◆ WHAT YOU SHOULD DO ◆
Output the full listing word for word.

>>>>>

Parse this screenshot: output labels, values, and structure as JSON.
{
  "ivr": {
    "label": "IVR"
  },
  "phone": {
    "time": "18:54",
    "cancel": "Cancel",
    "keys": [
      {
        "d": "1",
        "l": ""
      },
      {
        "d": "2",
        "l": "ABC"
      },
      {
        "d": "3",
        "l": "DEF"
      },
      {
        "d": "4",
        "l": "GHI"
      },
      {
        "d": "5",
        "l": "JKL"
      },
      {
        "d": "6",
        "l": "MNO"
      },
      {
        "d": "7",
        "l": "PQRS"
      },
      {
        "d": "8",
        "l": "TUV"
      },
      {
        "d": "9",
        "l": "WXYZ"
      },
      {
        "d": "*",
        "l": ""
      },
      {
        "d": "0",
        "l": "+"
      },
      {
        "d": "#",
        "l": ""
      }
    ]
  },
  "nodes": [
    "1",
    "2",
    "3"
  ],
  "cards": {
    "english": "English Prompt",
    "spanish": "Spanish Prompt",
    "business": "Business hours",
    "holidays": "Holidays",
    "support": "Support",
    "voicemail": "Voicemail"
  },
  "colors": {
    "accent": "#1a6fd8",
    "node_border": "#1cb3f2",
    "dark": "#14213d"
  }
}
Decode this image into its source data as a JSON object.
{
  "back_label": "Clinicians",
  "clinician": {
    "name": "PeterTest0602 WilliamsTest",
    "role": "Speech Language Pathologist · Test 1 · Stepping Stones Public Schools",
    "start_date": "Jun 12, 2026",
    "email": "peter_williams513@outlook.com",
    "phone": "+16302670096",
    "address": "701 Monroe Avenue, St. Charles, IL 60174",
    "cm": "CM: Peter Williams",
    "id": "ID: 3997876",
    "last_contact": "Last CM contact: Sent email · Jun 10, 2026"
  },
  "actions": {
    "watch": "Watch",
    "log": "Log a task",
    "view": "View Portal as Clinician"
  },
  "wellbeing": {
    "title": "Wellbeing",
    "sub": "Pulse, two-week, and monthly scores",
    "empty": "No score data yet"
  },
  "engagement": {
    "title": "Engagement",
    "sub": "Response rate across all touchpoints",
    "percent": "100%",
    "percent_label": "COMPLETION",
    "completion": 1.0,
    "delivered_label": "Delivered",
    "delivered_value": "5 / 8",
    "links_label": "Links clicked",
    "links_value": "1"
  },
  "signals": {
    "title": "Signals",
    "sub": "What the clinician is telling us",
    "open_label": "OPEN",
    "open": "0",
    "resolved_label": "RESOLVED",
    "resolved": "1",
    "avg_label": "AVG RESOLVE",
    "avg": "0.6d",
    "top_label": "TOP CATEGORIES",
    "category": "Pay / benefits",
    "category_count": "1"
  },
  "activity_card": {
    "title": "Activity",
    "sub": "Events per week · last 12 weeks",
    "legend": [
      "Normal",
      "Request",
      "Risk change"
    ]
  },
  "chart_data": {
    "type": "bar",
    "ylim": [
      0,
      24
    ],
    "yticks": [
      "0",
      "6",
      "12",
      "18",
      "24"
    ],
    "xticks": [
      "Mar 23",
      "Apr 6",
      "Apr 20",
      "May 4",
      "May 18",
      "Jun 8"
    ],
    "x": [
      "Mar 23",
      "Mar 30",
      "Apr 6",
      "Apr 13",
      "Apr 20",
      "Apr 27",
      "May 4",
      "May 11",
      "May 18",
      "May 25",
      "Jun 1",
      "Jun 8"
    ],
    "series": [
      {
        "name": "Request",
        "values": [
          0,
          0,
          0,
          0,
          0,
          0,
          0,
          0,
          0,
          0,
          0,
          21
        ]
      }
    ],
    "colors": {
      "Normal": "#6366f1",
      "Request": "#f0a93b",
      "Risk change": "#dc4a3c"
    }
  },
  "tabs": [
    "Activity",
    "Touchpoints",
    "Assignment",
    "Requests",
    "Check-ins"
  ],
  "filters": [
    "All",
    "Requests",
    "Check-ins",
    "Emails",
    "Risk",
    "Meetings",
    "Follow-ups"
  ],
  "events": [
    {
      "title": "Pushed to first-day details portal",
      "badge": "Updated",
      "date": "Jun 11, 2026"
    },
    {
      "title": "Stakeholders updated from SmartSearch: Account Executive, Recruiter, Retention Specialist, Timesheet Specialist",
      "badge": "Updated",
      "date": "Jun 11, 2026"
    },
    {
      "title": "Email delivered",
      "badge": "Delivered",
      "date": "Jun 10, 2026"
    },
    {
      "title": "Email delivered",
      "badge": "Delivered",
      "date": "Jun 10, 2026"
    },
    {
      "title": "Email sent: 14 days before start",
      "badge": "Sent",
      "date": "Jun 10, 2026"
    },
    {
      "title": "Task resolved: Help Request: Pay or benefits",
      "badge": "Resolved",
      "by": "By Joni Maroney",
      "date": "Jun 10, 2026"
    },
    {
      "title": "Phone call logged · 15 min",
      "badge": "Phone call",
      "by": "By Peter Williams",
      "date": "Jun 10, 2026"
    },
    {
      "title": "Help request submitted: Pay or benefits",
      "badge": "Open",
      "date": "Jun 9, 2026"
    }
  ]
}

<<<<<

◆ WRITTEN ANSWER ◆
Parse this screenshot: output labels, values, and structure as JSON.
{
  "ivr": {
    "label": "IVR"
  },
  "phone": {
    "time": "18:54",
    "cancel": "Cancel",
    "keys": [
      {
        "d": "1",
        "l": ""
      },
      {
        "d": "2",
        "l": "ABC"
      },
      {
        "d": "3",
        "l": "DEF"
      },
      {
        "d": "4",
        "l": "GHI"
      },
      {
        "d": "5",
        "l": "JKL"
      },
      {
        "d": "6",
        "l": "MNO"
      },
      {
        "d": "7",
        "l": "PQRS"
      },
      {
        "d": "8",
        "l": "TUV"
      },
      {
        "d": "9",
        "l": "WXYZ"
      },
      {
        "d": "*",
        "l": ""
      },
      {
        "d": "0",
        "l": "+"
      },
      {
        "d": "#",
        "l": ""
      }
    ]
  },
  "nodes": [
    "1",
    "2",
    "3"
  ],
  "cards": {
    "english": "English Prompt",
    "spanish": "Spanish Prompt",
    "business": "Business hours",
    "holidays": "Holidays",
    "support": "Support",
    "voicemail": "Voicemail"
  },
  "colors": {
    "accent": "#1a6fd8",
    "node_border": "#1cb3f2",
    "dark": "#14213d"
  }
}
Decode this image into its source data as a JSON object.
{
  "back_label": "Clinicians",
  "clinician": {
    "name": "PeterTest0602 WilliamsTest",
    "role": "Speech Language Pathologist · Test 1 · Stepping Stones Public Schools",
    "start_date": "Jun 12, 2026",
    "email": "peter_williams513@outlook.com",
    "phone": "+16302670096",
    "address": "701 Monroe Avenue, St. Charles, IL 60174",
    "cm": "CM: Peter Williams",
    "id": "ID: 3997876",
    "last_contact": "Last CM contact: Sent email · Jun 10, 2026"
  },
  "actions": {
    "watch": "Watch",
    "log": "Log a task",
    "view": "View Portal as Clinician"
  },
  "wellbeing": {
    "title": "Wellbeing",
    "sub": "Pulse, two-week, and monthly scores",
    "empty": "No score data yet"
  },
  "engagement": {
    "title": "Engagement",
    "sub": "Response rate across all touchpoints",
    "percent": "100%",
    "percent_label": "COMPLETION",
    "completion": 1.0,
    "delivered_label": "Delivered",
    "delivered_value": "5 / 8",
    "links_label": "Links clicked",
    "links_value": "1"
  },
  "signals": {
    "title": "Signals",
    "sub": "What the clinician is telling us",
    "open_label": "OPEN",
    "open": "0",
    "resolved_label": "RESOLVED",
    "resolved": "1",
    "avg_label": "AVG RESOLVE",
    "avg": "0.6d",
    "top_label": "TOP CATEGORIES",
    "category": "Pay / benefits",
    "category_count": "1"
  },
  "activity_card": {
    "title": "Activity",
    "sub": "Events per week · last 12 weeks",
    "legend": [
      "Normal",
      "Request",
      "Risk change"
    ]
  },
  "chart_data": {
    "type": "bar",
    "ylim": [
      0,
      24
    ],
    "yticks": [
      "0",
      "6",
      "12",
      "18",
      "24"
    ],
    "xticks": [
      "Mar 23",
      "Apr 6",
      "Apr 20",
      "May 4",
      "May 18",
      "Jun 8"
    ],
    "x": [
      "Mar 23",
      "Mar 30",
      "Apr 6",
      "Apr 13",
      "Apr 20",
      "Apr 27",
      "May 4",
      "May 11",
      "May 18",
      "May 25",
      "Jun 1",
      "Jun 8"
    ],
    "series": [
      {
        "name": "Request",
        "values": [
          0,
          0,
          0,
          0,
          0,
          0,
          0,
          0,
          0,
          0,
          0,
          21
        ]
      }
    ],
    "colors": {
      "Normal": "#6366f1",
      "Request": "#f0a93b",
      "Risk change": "#dc4a3c"
    }
  },
  "tabs": [
    "Activity",
    "Touchpoints",
    "Assignment",
    "Requests",
    "Check-ins"
  ],
  "filters": [
    "All",
    "Requests",
    "Check-ins",
    "Emails",
    "Risk",
    "Meetings",
    "Follow-ups"
  ],
  "events": [
    {
      "title": "Pushed to first-day details portal",
      "badge": "Updated",
      "date": "Jun 11, 2026"
    },
    {
      "title": "Stakeholders updated from SmartSearch: Account Executive, Recruiter, Retention Specialist, Timesheet Specialist",
      "badge": "Updated",
      "date": "Jun 11, 2026"
    },
    {
      "title": "Email delivered",
      "badge": "Delivered",
      "date": "Jun 10, 2026"
    },
    {
      "title": "Email delivered",
      "badge": "Delivered",
      "date": "Jun 10, 2026"
    },
    {
      "title": "Email sent: 14 days before start",
      "badge": "Sent",
      "date": "Jun 10, 2026"
    },
    {
      "title": "Task resolved: Help Request: Pay or benefits",
      "badge": "Resolved",
      "by": "By Joni Maroney",
      "date": "Jun 10, 2026"
    },
    {
      "title": "Phone call logged · 15 min",
      "badge": "Phone call",
      "by": "By Peter Williams",
      "date": "Jun 10, 2026"
    },
    {
      "title": "Help request submitted: Pay or benefits",
      "badge": "Open",
      "date": "Jun 9, 2026"
    }
  ]
}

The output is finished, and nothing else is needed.